Becoming a successful commercial actor requires understanding the diverse landscape of opportunities and navigating both union and non-union work. Here’s a comprehensive guide to help aspiring commercial actors achieve success.
Understanding the Diversity of Commercial Acting Opportunities
- Television Commercials: These are high-visibility spots on national or local TV. They can range from high-budget ads by big brands to low-budget local commercials.
- Online and Social Media Ads: With the rise of digital media, online platforms like YouTube, Instagram, and Facebook offer numerous opportunities for commercial actors.
- Print Advertising: This includes magazine, billboard, and newspaper ads. The acting here is more about expressions and poses than dialogue.
- Voice-Over Work: This involves lending your voice to commercials, often for radio or animated ads.
- Infomercials: Longer than typical commercials, infomercials are a blend of entertainment and direct selling.
- Industrial Videos: These are informative videos made for internal use by companies, like training videos or product demonstrations.
- Live Demonstrations/Promotions: Participating in live events or trade shows to promote a product or service.
Navigating Union and Non-Union Work
- Union Work: Joining a union like the Screen Actors Guild‐American Federation of Television and Radio Artists (SAG-AFTRA) offers benefits like minimum wage standards, health insurance, and pension plans. Union jobs are often more lucrative but also more competitive.
- Non-Union Work: These jobs are more accessible and can be a good starting point for building a resume. However, they often pay less and don’t offer the benefits and protections of union jobs.
Understanding Pay Rates

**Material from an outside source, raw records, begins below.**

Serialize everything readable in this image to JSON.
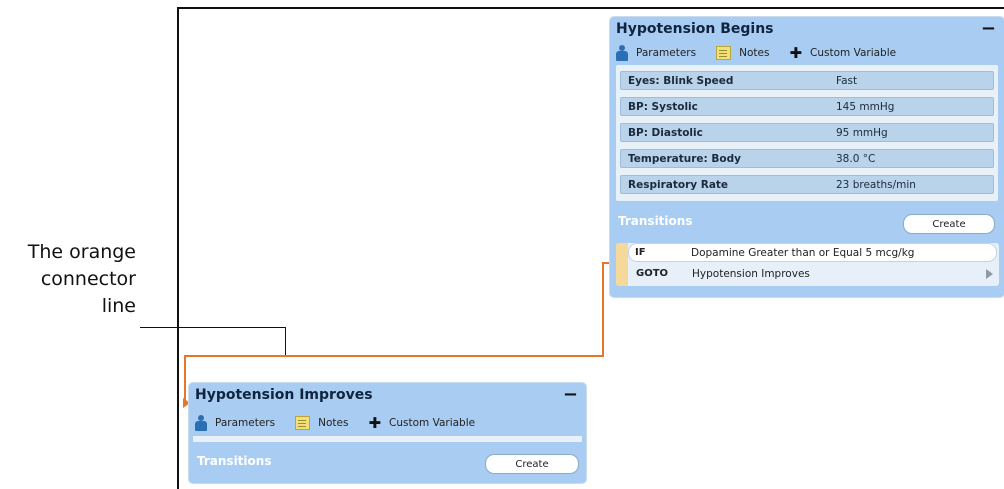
{
  "callout": {
    "line1": "The orange",
    "line2": "connector",
    "line3": "line"
  },
  "colors": {
    "connector": "#e8762a",
    "panel": "#a9cdf2",
    "param_row": "#b9d3ea"
  },
  "icons": [
    "person-icon",
    "notes-icon",
    "plus-icon",
    "collapse-icon",
    "play-icon",
    "arrow-icon"
  ],
  "panel_begins": {
    "title": "Hypotension Begins",
    "collapse": "−",
    "toolbar": {
      "parameters": "Parameters",
      "notes": "Notes",
      "custom_variable": "Custom Variable"
    },
    "params": [
      {
        "name": "Eyes: Blink Speed",
        "value": "Fast"
      },
      {
        "name": "BP: Systolic",
        "value": "145 mmHg"
      },
      {
        "name": "BP: Diastolic",
        "value": "95 mmHg"
      },
      {
        "name": "Temperature: Body",
        "value": "38.0 °C"
      },
      {
        "name": "Respiratory Rate",
        "value": "23 breaths/min"
      }
    ],
    "transitions_title": "Transitions",
    "create_label": "Create",
    "transition": {
      "if_kw": "IF",
      "condition": "Dopamine Greater than or Equal 5 mcg/kg",
      "goto_kw": "GOTO",
      "target": "Hypotension Improves"
    }
  },
  "panel_improves": {
    "title": "Hypotension Improves",
    "collapse": "−",
    "toolbar": {
      "parameters": "Parameters",
      "notes": "Notes",
      "custom_variable": "Custom Variable"
    },
    "transitions_title": "Transitions",
    "create_label": "Create"
  }
}
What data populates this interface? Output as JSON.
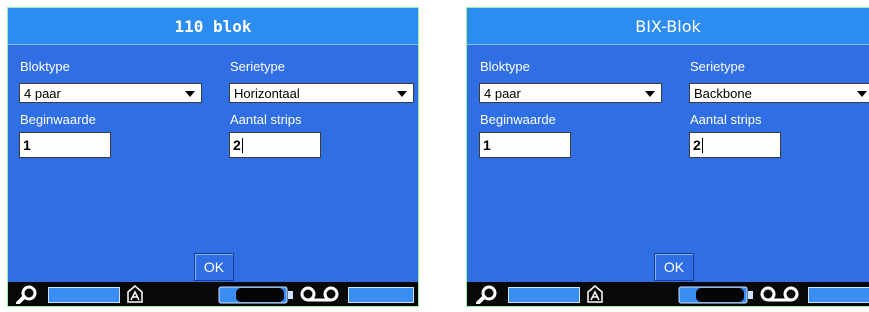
{
  "panels": [
    {
      "title": "110 blok",
      "bloktype_label": "Bloktype",
      "bloktype_value": "4 paar",
      "serietype_label": "Serietype",
      "serietype_value": "Horizontaal",
      "beginwaarde_label": "Beginwaarde",
      "beginwaarde_value": "1",
      "aantal_label": "Aantal strips",
      "aantal_value": "2",
      "ok_label": "OK"
    },
    {
      "title": "BIX-Blok",
      "bloktype_label": "Bloktype",
      "bloktype_value": "4 paar",
      "serietype_label": "Serietype",
      "serietype_value": "Backbone",
      "beginwaarde_label": "Beginwaarde",
      "beginwaarde_value": "1",
      "aantal_label": "Aantal strips",
      "aantal_value": "2",
      "ok_label": "OK"
    }
  ],
  "status_icons": [
    "search-icon",
    "label-house-icon",
    "battery-icon",
    "tape-reel-icon"
  ],
  "colors": {
    "panel_bg": "#2f6ee3",
    "title_bg": "#2d8cf0",
    "status_bg": "#080808",
    "border": "#9ef0a8"
  }
}
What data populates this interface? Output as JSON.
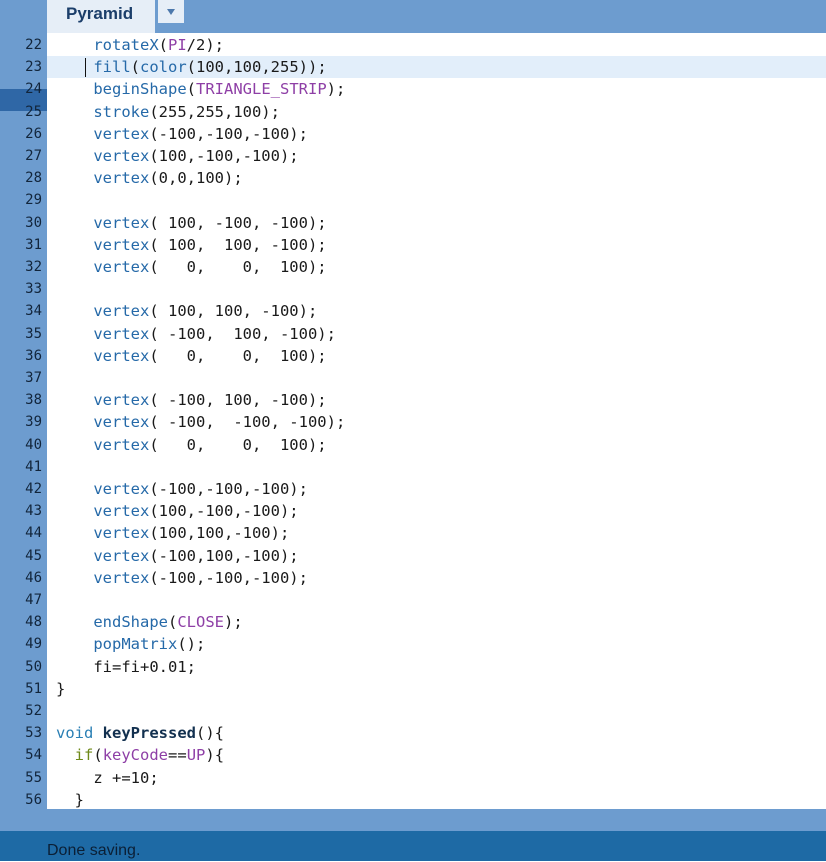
{
  "tab": {
    "label": "Pyramid",
    "menu_icon": "dropdown-arrow-icon"
  },
  "editor": {
    "current_line": "23",
    "lines": [
      {
        "n": "22",
        "tokens": [
          [
            "",
            "    "
          ],
          [
            "fn",
            "rotateX"
          ],
          [
            "",
            "("
          ],
          [
            "const",
            "PI"
          ],
          [
            "",
            "/2);"
          ]
        ]
      },
      {
        "n": "23",
        "tokens": [
          [
            "",
            "    "
          ],
          [
            "fn",
            "fill"
          ],
          [
            "",
            "("
          ],
          [
            "fn",
            "color"
          ],
          [
            "",
            "(100,100,255));"
          ]
        ]
      },
      {
        "n": "24",
        "tokens": [
          [
            "",
            "    "
          ],
          [
            "fn",
            "beginShape"
          ],
          [
            "",
            "("
          ],
          [
            "const",
            "TRIANGLE_STRIP"
          ],
          [
            "",
            ");"
          ]
        ]
      },
      {
        "n": "25",
        "tokens": [
          [
            "",
            "    "
          ],
          [
            "fn",
            "stroke"
          ],
          [
            "",
            "(255,255,100);"
          ]
        ]
      },
      {
        "n": "26",
        "tokens": [
          [
            "",
            "    "
          ],
          [
            "fn",
            "vertex"
          ],
          [
            "",
            "(-100,-100,-100);"
          ]
        ]
      },
      {
        "n": "27",
        "tokens": [
          [
            "",
            "    "
          ],
          [
            "fn",
            "vertex"
          ],
          [
            "",
            "(100,-100,-100);"
          ]
        ]
      },
      {
        "n": "28",
        "tokens": [
          [
            "",
            "    "
          ],
          [
            "fn",
            "vertex"
          ],
          [
            "",
            "(0,0,100);"
          ]
        ]
      },
      {
        "n": "29",
        "tokens": []
      },
      {
        "n": "30",
        "tokens": [
          [
            "",
            "    "
          ],
          [
            "fn",
            "vertex"
          ],
          [
            "",
            "( 100, -100, -100);"
          ]
        ]
      },
      {
        "n": "31",
        "tokens": [
          [
            "",
            "    "
          ],
          [
            "fn",
            "vertex"
          ],
          [
            "",
            "( 100,  100, -100);"
          ]
        ]
      },
      {
        "n": "32",
        "tokens": [
          [
            "",
            "    "
          ],
          [
            "fn",
            "vertex"
          ],
          [
            "",
            "(   0,    0,  100);"
          ]
        ]
      },
      {
        "n": "33",
        "tokens": []
      },
      {
        "n": "34",
        "tokens": [
          [
            "",
            "    "
          ],
          [
            "fn",
            "vertex"
          ],
          [
            "",
            "( 100, 100, -100);"
          ]
        ]
      },
      {
        "n": "35",
        "tokens": [
          [
            "",
            "    "
          ],
          [
            "fn",
            "vertex"
          ],
          [
            "",
            "( -100,  100, -100);"
          ]
        ]
      },
      {
        "n": "36",
        "tokens": [
          [
            "",
            "    "
          ],
          [
            "fn",
            "vertex"
          ],
          [
            "",
            "(   0,    0,  100);"
          ]
        ]
      },
      {
        "n": "37",
        "tokens": []
      },
      {
        "n": "38",
        "tokens": [
          [
            "",
            "    "
          ],
          [
            "fn",
            "vertex"
          ],
          [
            "",
            "( -100, 100, -100);"
          ]
        ]
      },
      {
        "n": "39",
        "tokens": [
          [
            "",
            "    "
          ],
          [
            "fn",
            "vertex"
          ],
          [
            "",
            "( -100,  -100, -100);"
          ]
        ]
      },
      {
        "n": "40",
        "tokens": [
          [
            "",
            "    "
          ],
          [
            "fn",
            "vertex"
          ],
          [
            "",
            "(   0,    0,  100);"
          ]
        ]
      },
      {
        "n": "41",
        "tokens": []
      },
      {
        "n": "42",
        "tokens": [
          [
            "",
            "    "
          ],
          [
            "fn",
            "vertex"
          ],
          [
            "",
            "(-100,-100,-100);"
          ]
        ]
      },
      {
        "n": "43",
        "tokens": [
          [
            "",
            "    "
          ],
          [
            "fn",
            "vertex"
          ],
          [
            "",
            "(100,-100,-100);"
          ]
        ]
      },
      {
        "n": "44",
        "tokens": [
          [
            "",
            "    "
          ],
          [
            "fn",
            "vertex"
          ],
          [
            "",
            "(100,100,-100);"
          ]
        ]
      },
      {
        "n": "45",
        "tokens": [
          [
            "",
            "    "
          ],
          [
            "fn",
            "vertex"
          ],
          [
            "",
            "(-100,100,-100);"
          ]
        ]
      },
      {
        "n": "46",
        "tokens": [
          [
            "",
            "    "
          ],
          [
            "fn",
            "vertex"
          ],
          [
            "",
            "(-100,-100,-100);"
          ]
        ]
      },
      {
        "n": "47",
        "tokens": []
      },
      {
        "n": "48",
        "tokens": [
          [
            "",
            "    "
          ],
          [
            "fn",
            "endShape"
          ],
          [
            "",
            "("
          ],
          [
            "const",
            "CLOSE"
          ],
          [
            "",
            ");"
          ]
        ]
      },
      {
        "n": "49",
        "tokens": [
          [
            "",
            "    "
          ],
          [
            "fn",
            "popMatrix"
          ],
          [
            "",
            "();"
          ]
        ]
      },
      {
        "n": "50",
        "tokens": [
          [
            "",
            "    fi=fi+0.01;"
          ]
        ]
      },
      {
        "n": "51",
        "tokens": [
          [
            "",
            "}"
          ]
        ]
      },
      {
        "n": "52",
        "tokens": []
      },
      {
        "n": "53",
        "tokens": [
          [
            "kw",
            "void"
          ],
          [
            "",
            " "
          ],
          [
            "bold",
            "keyPressed"
          ],
          [
            "",
            "(){"
          ]
        ]
      },
      {
        "n": "54",
        "tokens": [
          [
            "",
            "  "
          ],
          [
            "ctrl",
            "if"
          ],
          [
            "",
            "("
          ],
          [
            "const",
            "keyCode"
          ],
          [
            "",
            "=="
          ],
          [
            "const",
            "UP"
          ],
          [
            "",
            "){"
          ]
        ]
      },
      {
        "n": "55",
        "tokens": [
          [
            "",
            "    z +=10;"
          ]
        ]
      },
      {
        "n": "56",
        "tokens": [
          [
            "",
            "  }"
          ]
        ]
      }
    ]
  },
  "status": {
    "message": "Done saving."
  }
}
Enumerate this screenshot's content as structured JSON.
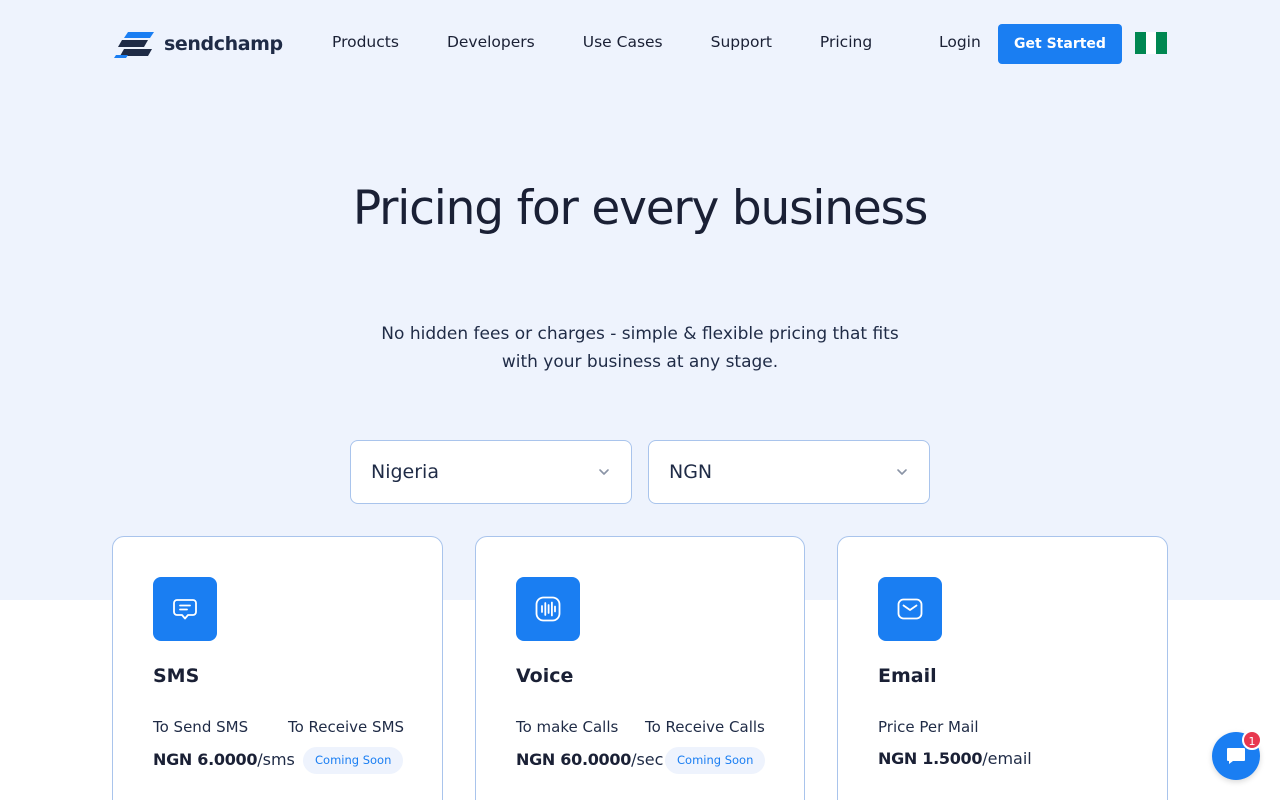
{
  "brand": {
    "name": "sendchamp",
    "accent": "#1a7ef2",
    "logo_icon": "sendchamp-logo-icon"
  },
  "nav": {
    "links": [
      "Products",
      "Developers",
      "Use Cases",
      "Support",
      "Pricing"
    ],
    "login": "Login",
    "cta": "Get Started",
    "flag": {
      "icon": "nigeria-flag-icon",
      "colors": [
        "#008751",
        "#ffffff",
        "#008751"
      ]
    }
  },
  "hero": {
    "title": "Pricing for every business",
    "subtitle": "No hidden fees or charges - simple & flexible pricing that fits with your business at any stage."
  },
  "filters": {
    "country": {
      "value": "Nigeria",
      "icon": "chevron-down-icon"
    },
    "currency": {
      "value": "NGN",
      "icon": "chevron-down-icon"
    }
  },
  "cards": [
    {
      "title": "SMS",
      "icon": "chat-message-icon",
      "col1_label": "To Send SMS",
      "col1_price": "NGN 6.0000",
      "col1_unit": "/sms",
      "col2_label": "To Receive SMS",
      "col2_badge": "Coming Soon"
    },
    {
      "title": "Voice",
      "icon": "sound-wave-icon",
      "col1_label": "To make Calls",
      "col1_price": "NGN 60.0000",
      "col1_unit": "/sec",
      "col2_label": "To Receive Calls",
      "col2_badge": "Coming Soon"
    },
    {
      "title": "Email",
      "icon": "envelope-icon",
      "col1_label": "Price Per Mail",
      "col1_price": "NGN 1.5000",
      "col1_unit": "/email"
    }
  ],
  "chat": {
    "icon": "chat-bubble-icon",
    "badge_count": "1"
  }
}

- Union Commercials: SAG-AFTRA sets standard rates. For example, a national network commercial can pay upwards of $627 for a day’s work, with additional pay for each airing of the commercial. A widely recognized national commercial can potentially bring in millions of dollars for the actor featured in it. You can learn more about SAG-AFTRA pay rates at: https://www.sagaftra.org
- Non-Union Commercials: Pay varies widely, from $150 to $1500 per day, depending on the project’s budget and exposure. They make the terms, a ‘buy out’, meaning that it is a one-time payment only, or they may limit the usage to a year or two year, then have the option to renew at an agreed upon rate.
- Residuals: For some commercials, especially union jobs, you may earn residuals each time the commercial airs. The details of the residuals would be disclosed in the agreement the actor would sign before accepting the job.
- Other Factors: Pay can also depend on your role’s size, the ad’s reach, and whether it’s a national or local campaign.
Tips for Success
- Training and Workshops: Invest in acting classes and workshops to hone your skills and understand commercial acting nuances.
- Networking: Build connections within the industry. Attend industry events, join online forums, and engage with casting directors and agents.
- Build a Versatile Portfolio: Create a diverse portfolio showcasing your range, including headshots, a resume, and a reel of your previous work.
- Be Professional and Punctual: Always be professional on set, arrive on time, and be prepared.
- Stay Informed: Keep up with industry trends and continuously look for opportunities to audition.
Becoming a successful commercial actor involves understanding the various opportunities, whether in union or non-union contexts, continuous skill development, and building a strong network. The pay varies significantly based on numerous factors, but with dedication and professionalism, commercial acting can be a rewarding career path.